AIM OF THE EXERCISE: Below are the entries; state how many of their lines contain the string "Tools", and nothing more.

Source data:
......
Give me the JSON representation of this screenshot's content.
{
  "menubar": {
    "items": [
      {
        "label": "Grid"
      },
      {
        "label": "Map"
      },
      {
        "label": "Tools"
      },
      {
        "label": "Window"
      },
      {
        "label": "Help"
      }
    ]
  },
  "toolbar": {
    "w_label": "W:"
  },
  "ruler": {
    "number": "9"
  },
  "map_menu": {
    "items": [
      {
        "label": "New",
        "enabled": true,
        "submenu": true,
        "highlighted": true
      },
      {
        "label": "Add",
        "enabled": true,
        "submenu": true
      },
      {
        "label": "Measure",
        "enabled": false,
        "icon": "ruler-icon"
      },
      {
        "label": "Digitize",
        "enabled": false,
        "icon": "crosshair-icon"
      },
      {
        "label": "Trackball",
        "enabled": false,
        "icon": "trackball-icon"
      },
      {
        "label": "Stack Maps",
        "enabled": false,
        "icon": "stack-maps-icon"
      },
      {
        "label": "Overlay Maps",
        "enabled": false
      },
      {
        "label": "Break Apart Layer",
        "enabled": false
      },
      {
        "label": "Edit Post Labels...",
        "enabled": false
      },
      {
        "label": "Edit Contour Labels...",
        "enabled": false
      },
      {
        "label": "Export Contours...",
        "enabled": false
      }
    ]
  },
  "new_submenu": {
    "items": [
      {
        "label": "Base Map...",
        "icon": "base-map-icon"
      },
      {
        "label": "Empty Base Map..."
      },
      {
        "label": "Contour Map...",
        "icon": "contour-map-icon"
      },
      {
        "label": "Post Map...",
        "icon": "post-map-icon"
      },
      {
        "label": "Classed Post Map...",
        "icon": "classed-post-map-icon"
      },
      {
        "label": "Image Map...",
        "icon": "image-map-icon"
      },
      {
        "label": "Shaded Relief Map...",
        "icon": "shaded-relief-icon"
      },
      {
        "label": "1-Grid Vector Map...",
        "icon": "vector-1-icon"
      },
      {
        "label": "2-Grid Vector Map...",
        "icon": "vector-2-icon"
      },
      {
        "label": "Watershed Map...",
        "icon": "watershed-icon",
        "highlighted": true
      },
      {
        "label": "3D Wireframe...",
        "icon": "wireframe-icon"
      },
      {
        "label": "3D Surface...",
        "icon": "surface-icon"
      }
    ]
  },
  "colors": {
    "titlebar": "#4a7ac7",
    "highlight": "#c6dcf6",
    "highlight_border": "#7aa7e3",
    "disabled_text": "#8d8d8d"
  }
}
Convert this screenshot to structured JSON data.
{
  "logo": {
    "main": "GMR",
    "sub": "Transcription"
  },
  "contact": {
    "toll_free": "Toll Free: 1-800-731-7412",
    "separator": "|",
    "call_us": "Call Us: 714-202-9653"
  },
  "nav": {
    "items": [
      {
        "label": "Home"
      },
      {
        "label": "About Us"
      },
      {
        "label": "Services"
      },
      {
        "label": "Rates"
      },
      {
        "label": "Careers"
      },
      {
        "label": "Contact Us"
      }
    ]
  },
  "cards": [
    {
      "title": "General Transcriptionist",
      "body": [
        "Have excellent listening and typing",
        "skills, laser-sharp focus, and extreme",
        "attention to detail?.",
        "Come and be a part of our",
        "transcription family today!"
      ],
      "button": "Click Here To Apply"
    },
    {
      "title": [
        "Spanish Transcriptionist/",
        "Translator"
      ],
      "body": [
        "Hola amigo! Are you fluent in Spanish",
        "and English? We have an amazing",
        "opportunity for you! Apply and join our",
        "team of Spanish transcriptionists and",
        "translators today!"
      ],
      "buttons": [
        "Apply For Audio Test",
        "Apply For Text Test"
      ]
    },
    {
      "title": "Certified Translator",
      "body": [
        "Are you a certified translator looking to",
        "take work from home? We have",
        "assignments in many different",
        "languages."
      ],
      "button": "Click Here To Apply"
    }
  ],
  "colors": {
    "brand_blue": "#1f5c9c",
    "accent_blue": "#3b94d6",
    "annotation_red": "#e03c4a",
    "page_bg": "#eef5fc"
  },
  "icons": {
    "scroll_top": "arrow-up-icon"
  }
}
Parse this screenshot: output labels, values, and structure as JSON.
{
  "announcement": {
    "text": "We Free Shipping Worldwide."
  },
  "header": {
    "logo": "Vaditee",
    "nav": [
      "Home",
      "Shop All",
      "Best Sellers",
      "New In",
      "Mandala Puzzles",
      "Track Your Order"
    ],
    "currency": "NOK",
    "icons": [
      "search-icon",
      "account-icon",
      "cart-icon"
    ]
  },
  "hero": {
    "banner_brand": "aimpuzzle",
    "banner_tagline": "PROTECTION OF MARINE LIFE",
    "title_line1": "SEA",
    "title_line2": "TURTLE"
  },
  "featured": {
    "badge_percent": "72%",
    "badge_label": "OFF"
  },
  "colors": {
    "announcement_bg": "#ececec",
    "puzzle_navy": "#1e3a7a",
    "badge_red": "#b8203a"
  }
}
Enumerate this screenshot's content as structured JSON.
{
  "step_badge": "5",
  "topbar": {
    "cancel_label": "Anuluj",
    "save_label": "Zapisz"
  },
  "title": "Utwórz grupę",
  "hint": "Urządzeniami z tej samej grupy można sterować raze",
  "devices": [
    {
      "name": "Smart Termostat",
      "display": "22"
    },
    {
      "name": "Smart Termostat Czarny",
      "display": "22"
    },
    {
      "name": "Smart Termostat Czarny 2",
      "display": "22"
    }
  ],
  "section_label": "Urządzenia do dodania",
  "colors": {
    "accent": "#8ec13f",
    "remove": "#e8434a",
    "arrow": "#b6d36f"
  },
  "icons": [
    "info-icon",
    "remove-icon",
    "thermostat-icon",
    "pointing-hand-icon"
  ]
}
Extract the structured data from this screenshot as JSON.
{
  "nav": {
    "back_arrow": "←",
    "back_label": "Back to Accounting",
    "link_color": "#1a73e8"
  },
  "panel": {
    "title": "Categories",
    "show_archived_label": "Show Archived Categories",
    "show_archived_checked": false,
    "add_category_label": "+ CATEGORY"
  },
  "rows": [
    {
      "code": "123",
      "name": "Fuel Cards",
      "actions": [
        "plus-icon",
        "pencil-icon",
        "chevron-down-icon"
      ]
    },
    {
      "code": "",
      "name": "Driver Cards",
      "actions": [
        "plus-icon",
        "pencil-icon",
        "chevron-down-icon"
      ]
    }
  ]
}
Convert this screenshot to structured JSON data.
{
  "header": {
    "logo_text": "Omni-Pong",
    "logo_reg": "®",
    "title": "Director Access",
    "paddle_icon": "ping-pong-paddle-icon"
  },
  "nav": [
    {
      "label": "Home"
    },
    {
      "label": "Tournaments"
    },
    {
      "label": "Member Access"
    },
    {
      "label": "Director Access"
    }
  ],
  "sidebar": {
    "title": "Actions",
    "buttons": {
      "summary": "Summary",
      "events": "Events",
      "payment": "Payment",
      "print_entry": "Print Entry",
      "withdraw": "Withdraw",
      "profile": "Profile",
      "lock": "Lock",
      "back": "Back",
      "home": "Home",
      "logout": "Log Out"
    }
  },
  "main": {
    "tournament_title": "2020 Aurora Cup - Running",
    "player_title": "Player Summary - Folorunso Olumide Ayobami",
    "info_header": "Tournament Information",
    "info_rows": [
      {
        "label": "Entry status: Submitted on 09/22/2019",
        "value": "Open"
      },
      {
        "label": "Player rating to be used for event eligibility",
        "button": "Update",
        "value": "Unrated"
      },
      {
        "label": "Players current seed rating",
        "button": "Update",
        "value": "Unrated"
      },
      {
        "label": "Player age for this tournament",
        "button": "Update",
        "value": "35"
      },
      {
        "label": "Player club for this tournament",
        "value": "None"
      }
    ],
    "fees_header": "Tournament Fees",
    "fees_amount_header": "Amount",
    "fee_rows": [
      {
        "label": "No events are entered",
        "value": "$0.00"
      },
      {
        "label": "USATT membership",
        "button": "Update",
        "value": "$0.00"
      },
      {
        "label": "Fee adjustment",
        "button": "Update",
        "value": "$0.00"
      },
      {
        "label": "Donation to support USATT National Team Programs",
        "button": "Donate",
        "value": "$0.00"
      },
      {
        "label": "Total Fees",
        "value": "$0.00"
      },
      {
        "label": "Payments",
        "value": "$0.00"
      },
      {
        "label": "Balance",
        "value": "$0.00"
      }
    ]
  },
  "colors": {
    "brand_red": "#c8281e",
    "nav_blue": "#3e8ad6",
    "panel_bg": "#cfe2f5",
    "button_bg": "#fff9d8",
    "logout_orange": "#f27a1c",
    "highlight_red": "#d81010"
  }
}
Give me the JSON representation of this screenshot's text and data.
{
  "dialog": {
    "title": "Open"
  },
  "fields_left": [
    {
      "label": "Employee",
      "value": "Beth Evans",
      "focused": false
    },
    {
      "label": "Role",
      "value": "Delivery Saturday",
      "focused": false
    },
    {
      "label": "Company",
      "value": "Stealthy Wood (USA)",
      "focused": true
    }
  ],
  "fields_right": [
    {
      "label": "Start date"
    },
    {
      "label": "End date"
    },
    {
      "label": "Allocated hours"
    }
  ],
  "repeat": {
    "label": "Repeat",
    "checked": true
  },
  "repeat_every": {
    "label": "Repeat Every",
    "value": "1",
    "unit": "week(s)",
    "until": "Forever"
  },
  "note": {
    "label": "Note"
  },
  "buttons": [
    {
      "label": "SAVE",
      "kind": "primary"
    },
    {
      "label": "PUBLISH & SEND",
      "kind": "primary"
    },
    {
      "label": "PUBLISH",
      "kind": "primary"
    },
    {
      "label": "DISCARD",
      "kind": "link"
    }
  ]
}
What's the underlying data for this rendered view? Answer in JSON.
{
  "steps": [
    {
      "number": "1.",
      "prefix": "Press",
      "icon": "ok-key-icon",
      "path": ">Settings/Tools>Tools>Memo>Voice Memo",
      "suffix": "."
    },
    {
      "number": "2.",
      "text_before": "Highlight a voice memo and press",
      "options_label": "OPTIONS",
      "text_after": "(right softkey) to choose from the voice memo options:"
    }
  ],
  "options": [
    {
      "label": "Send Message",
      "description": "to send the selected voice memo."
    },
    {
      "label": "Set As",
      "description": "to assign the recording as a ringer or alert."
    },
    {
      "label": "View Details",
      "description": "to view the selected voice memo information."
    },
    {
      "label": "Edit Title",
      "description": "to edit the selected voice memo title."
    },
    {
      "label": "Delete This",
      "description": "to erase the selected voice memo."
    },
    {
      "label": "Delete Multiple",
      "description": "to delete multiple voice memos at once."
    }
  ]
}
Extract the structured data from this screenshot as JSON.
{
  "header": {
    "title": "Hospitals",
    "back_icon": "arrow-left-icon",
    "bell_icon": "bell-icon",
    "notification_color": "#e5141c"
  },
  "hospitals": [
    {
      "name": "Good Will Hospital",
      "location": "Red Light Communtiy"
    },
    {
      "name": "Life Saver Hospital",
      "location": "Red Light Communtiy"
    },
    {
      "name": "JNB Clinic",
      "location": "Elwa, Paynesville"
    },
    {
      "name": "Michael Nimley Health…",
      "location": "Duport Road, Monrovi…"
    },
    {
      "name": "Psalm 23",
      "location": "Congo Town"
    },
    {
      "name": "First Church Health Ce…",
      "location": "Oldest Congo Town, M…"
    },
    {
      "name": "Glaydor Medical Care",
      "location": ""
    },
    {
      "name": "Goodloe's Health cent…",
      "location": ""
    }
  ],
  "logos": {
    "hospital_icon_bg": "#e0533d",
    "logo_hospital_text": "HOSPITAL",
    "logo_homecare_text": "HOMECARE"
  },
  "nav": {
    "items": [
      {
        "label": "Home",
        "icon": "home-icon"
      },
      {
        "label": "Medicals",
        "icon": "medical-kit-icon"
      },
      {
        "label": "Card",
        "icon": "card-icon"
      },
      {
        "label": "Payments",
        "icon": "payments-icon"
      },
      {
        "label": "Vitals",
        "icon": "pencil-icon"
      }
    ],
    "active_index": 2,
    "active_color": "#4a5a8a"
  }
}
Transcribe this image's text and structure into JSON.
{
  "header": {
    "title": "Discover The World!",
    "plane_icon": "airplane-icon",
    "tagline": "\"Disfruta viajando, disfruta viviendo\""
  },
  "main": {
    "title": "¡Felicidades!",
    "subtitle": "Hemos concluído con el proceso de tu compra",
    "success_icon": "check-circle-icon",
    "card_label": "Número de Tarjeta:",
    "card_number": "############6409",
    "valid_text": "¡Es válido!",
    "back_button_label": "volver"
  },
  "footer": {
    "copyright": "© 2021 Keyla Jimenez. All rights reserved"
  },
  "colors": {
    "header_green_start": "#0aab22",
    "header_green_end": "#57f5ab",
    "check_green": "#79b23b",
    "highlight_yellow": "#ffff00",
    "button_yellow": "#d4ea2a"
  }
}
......
EXERCISE ANSWER: 2